Tawno had no control over it, his feet began to walk. He walked into a living room area where a young woman was bent over forward like a resting cat, scribbling something into a book. He strode forward, against his will, limbs guided and being moved by the big voice. He passed by the woman on the floor. Glancing back over his shoulder he saw a young man sitting on the floor holding a guitar. The man’s mouth was a big open O.
“What the fuck?” The man said.
The voice spoke again.
“NOW YOU DROP!”
And once again Tawno dropped two floors. Though the wood, pipes and wires, falling, falling.
He was standing in a kitchen on the first floor. The room was bathed in candlelight.
There were four people sitting at a table staring at him. One of them was the old Black woman from the first floor. He knew who she was. He didn’t know the others.
Then Tawno saw the pentagram.
“Uh oh.” Tawno said.
The big woman picked up a green bottle and pointed the open mouth at him.
“By His name and by His rightness.” Said Jean-Claude and Lady Mia.
“Oh, BULLSHIT!! Fuck you!!!” Tawno screamed.
“By His name and by His rightness.” Big Mary said softly, still pointing the bottle.
There was a momentary whir, a click, then a sound like an jet engine filled the room. Tawno felt suddenly light and floaty. He looked down at himself. There was no tuxedo, no bow tie anymore. He had no shape or form.
He was green, and made of nothing but moving air.
“By His name and by His rightness.
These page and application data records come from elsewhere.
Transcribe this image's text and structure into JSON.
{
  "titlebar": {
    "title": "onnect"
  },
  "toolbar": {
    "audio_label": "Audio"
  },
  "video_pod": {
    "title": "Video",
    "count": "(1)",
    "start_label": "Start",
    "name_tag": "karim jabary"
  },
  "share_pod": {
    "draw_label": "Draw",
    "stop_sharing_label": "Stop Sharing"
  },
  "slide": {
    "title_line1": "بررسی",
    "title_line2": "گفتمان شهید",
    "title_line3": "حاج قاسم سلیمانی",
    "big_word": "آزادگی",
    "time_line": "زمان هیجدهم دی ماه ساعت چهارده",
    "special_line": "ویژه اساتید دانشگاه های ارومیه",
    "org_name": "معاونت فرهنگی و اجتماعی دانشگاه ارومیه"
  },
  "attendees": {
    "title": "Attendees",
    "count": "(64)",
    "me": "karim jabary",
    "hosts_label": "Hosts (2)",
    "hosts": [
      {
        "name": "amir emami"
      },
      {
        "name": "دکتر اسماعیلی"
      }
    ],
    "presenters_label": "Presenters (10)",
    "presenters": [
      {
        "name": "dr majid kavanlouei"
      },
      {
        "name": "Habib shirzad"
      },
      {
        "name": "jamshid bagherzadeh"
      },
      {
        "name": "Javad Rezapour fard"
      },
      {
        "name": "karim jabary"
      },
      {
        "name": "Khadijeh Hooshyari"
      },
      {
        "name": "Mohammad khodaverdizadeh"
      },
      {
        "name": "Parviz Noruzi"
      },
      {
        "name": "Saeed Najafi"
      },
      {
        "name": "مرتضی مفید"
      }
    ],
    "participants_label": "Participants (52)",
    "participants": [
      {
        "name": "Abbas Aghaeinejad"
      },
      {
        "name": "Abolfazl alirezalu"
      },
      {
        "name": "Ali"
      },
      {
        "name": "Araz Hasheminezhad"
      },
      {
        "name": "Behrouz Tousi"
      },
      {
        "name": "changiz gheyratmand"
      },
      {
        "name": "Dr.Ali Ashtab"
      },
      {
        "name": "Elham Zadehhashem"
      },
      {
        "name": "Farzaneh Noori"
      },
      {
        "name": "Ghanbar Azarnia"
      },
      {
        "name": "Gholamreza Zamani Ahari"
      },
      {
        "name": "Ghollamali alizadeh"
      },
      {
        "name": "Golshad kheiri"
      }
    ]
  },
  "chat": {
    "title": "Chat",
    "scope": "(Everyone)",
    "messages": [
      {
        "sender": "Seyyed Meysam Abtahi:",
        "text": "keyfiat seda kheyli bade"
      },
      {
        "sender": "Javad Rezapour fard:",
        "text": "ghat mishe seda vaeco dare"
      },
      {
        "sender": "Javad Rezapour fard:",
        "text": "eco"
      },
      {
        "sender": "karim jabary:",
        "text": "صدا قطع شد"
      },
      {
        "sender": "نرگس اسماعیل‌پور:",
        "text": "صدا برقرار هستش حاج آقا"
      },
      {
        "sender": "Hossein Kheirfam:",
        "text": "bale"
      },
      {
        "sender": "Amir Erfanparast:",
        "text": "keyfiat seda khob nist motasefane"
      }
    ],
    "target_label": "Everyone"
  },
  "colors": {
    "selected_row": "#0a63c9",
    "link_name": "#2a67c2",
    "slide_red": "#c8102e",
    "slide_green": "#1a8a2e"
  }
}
By His name and by His rightness.” Chanted Big Mary, Jean-Claude and Lady Mia.
Mildred got up from the table and stood in front of what remained of Tawno. She balled her fists.
“My name…is Mildred Nelson. And I’m here to tell you…I did this to you. I did it because you are a BadSoul. Worst I’ve ever seen. Filled with stones even in Death. And maybe, well maybe I’m a BadSoul too. Because I just went and tricked my God, may he forgive me, so that you can’t ever be called to his side. You’ll never stand next to His throne. You’ll never see His holy face. You’ll never be near Him, hear me? You’ll never be anywhere, ever again.”
Mildred looked at Big Mary and nodded to her.
“By His name and by His rightness. You fuck.” Big Mary said.
Then the big voice spoke for the last time…
And Tawno screamed, sucked into the bottle like smoke.
Big Mary slipped something into the bottle then quickly corked it.
It was a note. It read:
DO NOT OPEN. EVER. PLEASE.
Big Mary tapped the cork down till it was flat against the lip of the bottle.
June 17th, 1979
Santa Monica, CA.
Mildred stood at the end of the pier staring out at the waves. She waited until the biggest one rolled back out, then pitched the bottle into the sea with all her might.
“Fewer stones are better.” She said.
She stood there a long time in the moonlight, watching the bottle being carried out to sea. She watched till it disappeared from the horizon, long gone.
Then she stood there, salt wind ruffling her white hair…and watched some more.
June 17th, 1979
Marengo Arms Apartments (Room 301)
The sound of a key in a lock.
The door opened, Stan entered the apartment.
“Alice? Where’s the fucking cat?” Stan said.